    The Festival du Voyageur ( Festival of the Traveller), is an annual 10 day winter festival which takes place in Winnipeg, Manitoba, Canada during February.  "Voyageur" refers to those who worked for a fur trading company and usually travelled by canoe. 
   This event is held in Winnipeg's French Quarter, Saint-Boniface, and is Western Canada's largest winter festival.  The event celebrates Canada's fur trading past and her unique French heritage and culture through entertainment, arts and crafts, music, exhibits and displays.


   The idea for the festival was first proposed in 1967, in celebration of Canada's centennial.  However, due to a lack of sufficient funding from the city council, the proposal was not acted upon.  In the summer of 1969, the mayor, Ed Turner, and the city council of Saint-Boniface granted their support under the condition that the Festival became an incorporated organization.  Judge Robert Trudel became the first president of Festival du/ of the Voyageur.  Festival du/of the Voyageur Inc. was Incorporated under the Companies Act of Manitoba on December 18th, 1969.  It received a city grant of $35,000 but had to give back all profits up to the $35,000.

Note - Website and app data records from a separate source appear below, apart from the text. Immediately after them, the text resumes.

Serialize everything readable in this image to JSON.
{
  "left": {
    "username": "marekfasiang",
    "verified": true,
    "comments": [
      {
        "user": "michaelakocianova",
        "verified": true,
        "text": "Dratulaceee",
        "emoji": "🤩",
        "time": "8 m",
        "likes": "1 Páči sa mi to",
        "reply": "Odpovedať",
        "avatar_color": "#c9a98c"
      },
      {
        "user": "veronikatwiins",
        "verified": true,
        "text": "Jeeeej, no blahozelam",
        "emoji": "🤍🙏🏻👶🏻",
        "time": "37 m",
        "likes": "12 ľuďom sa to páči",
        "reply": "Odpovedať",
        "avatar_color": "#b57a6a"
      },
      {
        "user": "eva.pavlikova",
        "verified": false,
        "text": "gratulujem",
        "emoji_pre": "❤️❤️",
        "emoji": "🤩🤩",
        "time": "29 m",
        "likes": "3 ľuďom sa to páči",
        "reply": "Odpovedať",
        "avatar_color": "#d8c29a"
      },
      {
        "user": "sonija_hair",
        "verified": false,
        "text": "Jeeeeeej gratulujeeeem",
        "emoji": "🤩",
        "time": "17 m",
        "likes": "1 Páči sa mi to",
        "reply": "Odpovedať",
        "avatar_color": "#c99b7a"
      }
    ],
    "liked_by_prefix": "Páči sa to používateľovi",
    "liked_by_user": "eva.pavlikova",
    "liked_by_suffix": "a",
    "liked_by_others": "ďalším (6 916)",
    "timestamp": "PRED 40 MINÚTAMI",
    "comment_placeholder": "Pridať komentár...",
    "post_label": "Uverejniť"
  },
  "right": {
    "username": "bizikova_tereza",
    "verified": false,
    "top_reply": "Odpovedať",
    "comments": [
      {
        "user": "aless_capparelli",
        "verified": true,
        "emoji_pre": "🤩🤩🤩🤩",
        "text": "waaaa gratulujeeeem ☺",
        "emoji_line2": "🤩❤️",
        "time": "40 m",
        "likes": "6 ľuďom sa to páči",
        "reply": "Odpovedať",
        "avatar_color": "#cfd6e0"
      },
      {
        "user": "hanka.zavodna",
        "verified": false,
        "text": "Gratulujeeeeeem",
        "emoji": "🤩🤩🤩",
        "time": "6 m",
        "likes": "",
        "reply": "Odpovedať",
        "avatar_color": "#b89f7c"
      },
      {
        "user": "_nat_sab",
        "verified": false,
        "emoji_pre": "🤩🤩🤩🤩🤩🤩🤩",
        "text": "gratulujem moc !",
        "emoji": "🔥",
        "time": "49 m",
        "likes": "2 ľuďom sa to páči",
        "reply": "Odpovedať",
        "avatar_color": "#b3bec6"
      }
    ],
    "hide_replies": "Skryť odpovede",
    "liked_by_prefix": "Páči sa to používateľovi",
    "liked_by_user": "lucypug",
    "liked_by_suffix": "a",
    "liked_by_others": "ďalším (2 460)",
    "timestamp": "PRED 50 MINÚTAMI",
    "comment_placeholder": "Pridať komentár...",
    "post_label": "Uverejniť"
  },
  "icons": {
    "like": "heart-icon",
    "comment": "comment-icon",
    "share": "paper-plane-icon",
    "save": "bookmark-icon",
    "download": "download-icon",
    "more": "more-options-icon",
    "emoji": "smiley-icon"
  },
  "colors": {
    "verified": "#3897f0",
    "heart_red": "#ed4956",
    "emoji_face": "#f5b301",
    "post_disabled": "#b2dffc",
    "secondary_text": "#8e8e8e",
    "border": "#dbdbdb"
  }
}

   At a press conference held January 13th, 1970, Mayor Turner announced that the city of Saint-Boniface would present a festival honoring the Voyageur of the fur trading era, in celebration of Manitoba's centennial.  The first Festival du/of the Voyageur took place February 26th to March 1st 1970, at Provencher Park, with an estimated attendance of 50,000 people.  The large number of attendees required an unforeseen level of expenditure by festival organizers; by the festival's conclusion, the organization had a debt in excess of $40,000.  To remedy their financial situation, the organizers held horse races as a fundraiser in conjunction with the 1971 festival.  The 1971 festival was a success, drawing nearly 200,000 guests.  However, instead of resolving the financial  situation, the fundraiser pushed the organization further into debt.

   Grants from the city of  Winnipeg and the Secretary of State allowed the Festival to make arrangements with their creditors.  The name was changed to "Festival du Voyageur".  For the 1972 festival, Arthur D'schambault was elected president.  He hired a number of financial and management directors (most of whom were anglophone).  The festival ran from February 21st to 27th, and the profits amounted to $108.46.
   Over the years, more additions were made to the festival.  The symbol of a red toque (stocking cap) and a pair of boots was adopted in 1973, after a winning snow sculpture from the year before.  Two "school" voyageurs were appointed in 1977, to visit schools and teach children about the voyageurs and the Festival.

    In 1978, the organization had accumulated enough surplus funds to make Whittier Park the permanent site of the festival.  Provencher Park had become too small for the growing number of attendees.  Log cabins were constructed in Whittier Park that could be left there year-round.  These cabins formed the foundations of the historic reconstruction that became as Fort Gibraltar.